In Game II, Kentucky Coach John Calipari got the grit and fight he found lacking in Game I. No coincidence that freshman Isaiah Briscoe sat out Game I and played in Game II.
“We got better ... from last game to this game,” Calipari said after UK beat New Jersey Institute of Technology on Saturday night. “Now, part of it was Isaiah, no question.”
Briscoe, who sat out Friday night’s victory over Albany because of a bruised knee, delivered a bruising performance against NJIT. Coming off the bench, he scored 11 points and grabbed 12 rebounds, the latter the most by a UK guard since Ramel Bradley got 12 against Georgia on Feb. 19, 2008.
No Kentucky guard has grabbed more rebounds in a game since Rajon Rondo had 19 against Iowa on Nov. 21, 2005.
“I’m a rebounder,” said Briscoe, who comes across as refreshingly unaffected in interviews. “I like to rebound. That (doesn’t) surprise me.”
Fellow freshman Skal Labissiere also wasn’t surprised.
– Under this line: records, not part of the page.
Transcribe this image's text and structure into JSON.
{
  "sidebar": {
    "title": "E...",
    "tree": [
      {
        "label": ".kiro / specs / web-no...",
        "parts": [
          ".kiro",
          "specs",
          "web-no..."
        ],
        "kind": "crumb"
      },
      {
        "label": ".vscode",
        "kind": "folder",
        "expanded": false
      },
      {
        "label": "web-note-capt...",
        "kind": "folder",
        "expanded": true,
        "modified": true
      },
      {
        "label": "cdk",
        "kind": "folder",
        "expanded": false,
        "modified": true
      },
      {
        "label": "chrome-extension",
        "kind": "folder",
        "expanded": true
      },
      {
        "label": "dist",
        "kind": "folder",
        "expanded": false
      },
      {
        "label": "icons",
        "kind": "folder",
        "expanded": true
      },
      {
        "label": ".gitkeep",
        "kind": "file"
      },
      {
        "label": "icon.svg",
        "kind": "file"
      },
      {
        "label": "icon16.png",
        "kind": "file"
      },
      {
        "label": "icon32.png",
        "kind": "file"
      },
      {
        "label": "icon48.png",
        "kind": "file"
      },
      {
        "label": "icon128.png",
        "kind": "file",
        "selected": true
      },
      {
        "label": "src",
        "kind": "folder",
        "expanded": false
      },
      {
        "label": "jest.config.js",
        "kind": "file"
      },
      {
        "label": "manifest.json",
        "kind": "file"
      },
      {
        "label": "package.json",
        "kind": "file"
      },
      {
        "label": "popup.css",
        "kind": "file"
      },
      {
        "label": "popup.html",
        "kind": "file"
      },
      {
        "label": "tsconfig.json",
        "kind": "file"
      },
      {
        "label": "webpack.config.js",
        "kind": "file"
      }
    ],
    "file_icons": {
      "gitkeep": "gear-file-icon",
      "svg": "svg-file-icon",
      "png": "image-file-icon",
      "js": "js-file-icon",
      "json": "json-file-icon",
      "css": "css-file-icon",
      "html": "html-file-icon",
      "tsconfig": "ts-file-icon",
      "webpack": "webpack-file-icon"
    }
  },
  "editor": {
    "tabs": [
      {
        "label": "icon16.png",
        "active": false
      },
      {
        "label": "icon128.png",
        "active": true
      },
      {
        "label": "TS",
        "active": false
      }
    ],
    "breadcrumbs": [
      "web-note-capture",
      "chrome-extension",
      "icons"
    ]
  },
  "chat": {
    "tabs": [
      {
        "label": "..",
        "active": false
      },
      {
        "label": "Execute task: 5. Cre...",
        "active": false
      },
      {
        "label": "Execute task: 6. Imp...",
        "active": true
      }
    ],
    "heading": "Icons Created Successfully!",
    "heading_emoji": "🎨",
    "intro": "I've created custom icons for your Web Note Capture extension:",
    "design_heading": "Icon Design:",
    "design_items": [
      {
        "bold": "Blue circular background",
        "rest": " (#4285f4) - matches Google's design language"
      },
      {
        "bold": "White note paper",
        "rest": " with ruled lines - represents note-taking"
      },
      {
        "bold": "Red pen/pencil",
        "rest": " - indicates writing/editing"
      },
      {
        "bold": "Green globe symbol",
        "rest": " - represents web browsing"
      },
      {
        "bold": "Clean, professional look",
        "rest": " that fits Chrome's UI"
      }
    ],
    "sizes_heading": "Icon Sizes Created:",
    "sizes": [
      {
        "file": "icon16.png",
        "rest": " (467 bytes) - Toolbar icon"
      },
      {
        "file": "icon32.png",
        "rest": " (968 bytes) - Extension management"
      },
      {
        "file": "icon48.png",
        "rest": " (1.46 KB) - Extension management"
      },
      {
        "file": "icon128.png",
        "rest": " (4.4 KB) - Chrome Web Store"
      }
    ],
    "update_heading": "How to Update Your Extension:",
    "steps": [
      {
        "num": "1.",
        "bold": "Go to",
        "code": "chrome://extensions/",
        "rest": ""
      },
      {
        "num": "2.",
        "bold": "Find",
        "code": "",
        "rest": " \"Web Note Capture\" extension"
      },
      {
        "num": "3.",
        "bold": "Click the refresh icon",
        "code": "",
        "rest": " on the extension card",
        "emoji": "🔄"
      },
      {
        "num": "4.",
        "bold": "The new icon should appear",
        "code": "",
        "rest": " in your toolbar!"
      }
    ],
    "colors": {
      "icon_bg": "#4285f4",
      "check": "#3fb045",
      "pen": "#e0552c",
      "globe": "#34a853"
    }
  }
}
“You go up for a rebound, here’s Isaiah coming and snatching it from whoever,” Labissiere said. “Twelve rebounds from his position. I think that’s legit.”
Briscoe’s go-get-’em attitude about rebounding is, in part, a product of UK practices. Calipari punishes players with extra sprints when no one asserts himself and goes after a rebound.
“Coach always says, ‘It doesn’t matter who you snag it from,’” Briscoe said. “I don’t pay attention when I go get the rebound. I just know the ball’s in the air.”
Calipari has touted Briscoe’s toughness in the pre-season. It was not on display against Albany because Briscoe bumped knees with Dominique Hawkins. That caused him to sit out two practices and the opening game.
Briscoe embraces the tough guy role.
“That’s what coach speaks about when I’m on the floor,” he said. “While I’m out there, I’m just trying to win. I’m diving on the floor, trying to get loose balls and rebound.”
Briscoe traced his toughness to growing up in Union, N.J.
“East Coast,” he said. “I’m the youngest in my family. So, growing up, I always had to prove myself with everything in the house.”
I don’t pay attention when I go get the rebound. I just know the ball’s in the air
NJIT Coach Jim Engles was familiar with Briscoe from watching him play on the AAU circuit. So he knew Briscoe’s ability to play would present an added challenge for his team.
“When I saw him warming up, I was a little disappointed, to be honest with you,” Engles said. “I know he’s a really good player. ... He did some nice things, made some shots, rebounded. So he’s a very big complement to the rest of the guys.”
Calipari and players credited Briscoe with sparking Kentucky in the victory over NJIT. Kentucky started slowly, trailing throughout the first 10 minutes. Briscoe came off the bench and seemed to bring new life to the UK team.
When asked how much credit Briscoe deserved for UK’s victory, Labissiere said, “Oh, a lot. Because of his energy. ... He’s a bulldog.”
Teammate Alex Poythress agreed.
“He sparked it a lot,” he said of Briscoe. “He’s tough. He’s going to get rebounds (and) defend. That’s what we need. We need a defender out there.”
Calipari suggested that Briscoe brings qualities to the team that can’t be easily found in a boxscore: toughness, grit, competitiveness.
“He has a winning attitude,” the UK coach said. “He’s going to do what it takes. He’s going to play to win. ...
“He and Jamal (Murray) are perfect partners on the court. Jamal can do stuff that he can’t do. He does stuff that Jamal can’t do.”
Calipari felt so good, he could joke about a topic that irritated him in Friday’s opener.
“And they do one thing pretty well: turn it over,” the UK coach said. “They had seven between them. They both turned it over.”
Willis: ‘I want to play’
After two games, Derek Willis has matched his point total from all of last season. His 11 points against NJIT raised his two-game total to 25. That’s how many points he scored last season. He needs 16 more to match his career total.
“Derek went in and went crazy,” Calipari said. “Derek was good again.”
Calipari lauded Willis’ restraint. More than once, Willis blocked a shot, then found himself in transition with the ball. Rather than try to be a playmaker, he got the ball to a guard and got it back in position to score, Calipari said.
“I’ll say this, he wants to play,” Calipari said. “He wants to play. He came up and told me, ‘I want to play, coach.’ He’s not here like wanting to sit. ... You know what? He’s earning the time himself. I’m not giving it to him.”